A Cuban medical researcher refuted an international study on the human immunodeficiency virus (HIV) released earlier in the month and reproduced in Miami-based media that perpetuated disparaging myths about the island nation.
Dr. Vivian Kouri, professor and researcher in Microbiology from the Sexually Transmitted Diseases (ITS) laboratory, questioned the coverage of the study by El Nuevo Herald.
“The misleading manipulation did not occur in the majority of the media but in a very specific few that have tried to discredit the Cuban health system, taking advantage of whatever they find, even if what they say about it does not make much sense,” explained Kouri to CubaSi on Monday.
“The Belgium counterpart of the investigation was in touch with them and they refuted them a few wrong facts, asking them to read the study again so it would not be distorted,” she added.
For instance, the Miami media claimed that in Cuba doctors wait three years before treating patients, something which Kouri said was untrue. The investigation itself does not deal with the treatment or the evolution of the disease.

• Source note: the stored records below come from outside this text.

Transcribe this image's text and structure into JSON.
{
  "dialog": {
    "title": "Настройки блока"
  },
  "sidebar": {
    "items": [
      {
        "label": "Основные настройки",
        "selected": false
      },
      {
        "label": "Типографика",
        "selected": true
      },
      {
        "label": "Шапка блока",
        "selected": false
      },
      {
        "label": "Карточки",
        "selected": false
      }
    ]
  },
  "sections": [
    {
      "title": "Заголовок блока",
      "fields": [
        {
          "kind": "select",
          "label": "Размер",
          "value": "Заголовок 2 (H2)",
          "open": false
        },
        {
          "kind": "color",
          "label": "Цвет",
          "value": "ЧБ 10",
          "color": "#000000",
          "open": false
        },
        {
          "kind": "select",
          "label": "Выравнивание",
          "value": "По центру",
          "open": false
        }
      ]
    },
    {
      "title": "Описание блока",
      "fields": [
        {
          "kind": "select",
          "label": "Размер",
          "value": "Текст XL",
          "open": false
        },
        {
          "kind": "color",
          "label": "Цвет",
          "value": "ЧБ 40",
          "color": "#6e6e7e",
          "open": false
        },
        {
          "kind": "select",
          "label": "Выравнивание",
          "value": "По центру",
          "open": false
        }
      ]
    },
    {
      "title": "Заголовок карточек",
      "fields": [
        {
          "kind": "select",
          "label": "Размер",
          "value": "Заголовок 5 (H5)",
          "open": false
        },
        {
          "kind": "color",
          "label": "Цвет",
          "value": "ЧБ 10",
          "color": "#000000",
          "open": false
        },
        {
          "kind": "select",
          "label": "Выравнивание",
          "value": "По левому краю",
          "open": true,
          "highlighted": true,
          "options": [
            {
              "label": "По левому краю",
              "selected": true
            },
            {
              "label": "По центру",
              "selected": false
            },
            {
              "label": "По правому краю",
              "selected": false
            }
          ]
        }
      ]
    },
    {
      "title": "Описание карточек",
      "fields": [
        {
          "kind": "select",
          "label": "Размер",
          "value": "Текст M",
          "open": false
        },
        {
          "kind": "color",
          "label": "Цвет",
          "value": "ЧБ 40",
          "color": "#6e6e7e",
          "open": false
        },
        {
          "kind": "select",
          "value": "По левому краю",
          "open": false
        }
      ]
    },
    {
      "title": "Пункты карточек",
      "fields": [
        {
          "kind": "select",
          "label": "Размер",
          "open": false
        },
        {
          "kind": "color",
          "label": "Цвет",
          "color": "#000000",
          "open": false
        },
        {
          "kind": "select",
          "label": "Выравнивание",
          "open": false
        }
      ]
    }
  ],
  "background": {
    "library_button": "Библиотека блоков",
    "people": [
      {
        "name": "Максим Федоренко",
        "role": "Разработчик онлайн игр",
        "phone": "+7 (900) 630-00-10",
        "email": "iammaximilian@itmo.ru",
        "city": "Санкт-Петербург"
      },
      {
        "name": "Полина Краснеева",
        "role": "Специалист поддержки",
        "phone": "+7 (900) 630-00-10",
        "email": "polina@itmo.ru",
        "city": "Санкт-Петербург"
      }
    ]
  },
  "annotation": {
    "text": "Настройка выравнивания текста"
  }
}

The study, released on Feb. 16 in the scientific magazine EbioMedecine, stated a new and more aggressive type of HIV was growing in Cuba, combining the genetical material of three viruses. This new type would give a greater viral load to the patients, developing the AIDS syndrome more rapidly.
While people usually start developing AIDS (acquired immune deficiency syndrome) five to 10 years after being infected by the virus, if infected by the Cuban type – originally from Africa, according to the study – this period reduces to three years. The development is so quick that symptoms of AIDS can start appearing even before starting treatment, explained the researchers, which led to the distorted fact reported by news outlets from Miami like the Nuevo Herald.
Globally, about 60 new types of HIV have been discovered so far, admitted Dr. Hector Bolivar from the Medicine School of Miami.
Lastly, the study has some methodological limitations, including the small sample of 95 patients infected by HIV, argued Kouri.
Cuba is one of the countries with the lowest rates of HIV infection in Latin America – with a prevalence of 0.1 percent of the total population, according to CubaSI, and the situation has been quite stable over recent years.
The Cuban health service has been praised by world experts. According to a 2010 Science Magazine article, Stanford University scientists Paul K. Drain and Michele Barry wrote that Cuba had better health indicators than the United States, with 20 times less resources per capita, thanks to effective preventive approaches and a pharmaceutical model that is not based on profit, as in developed countries.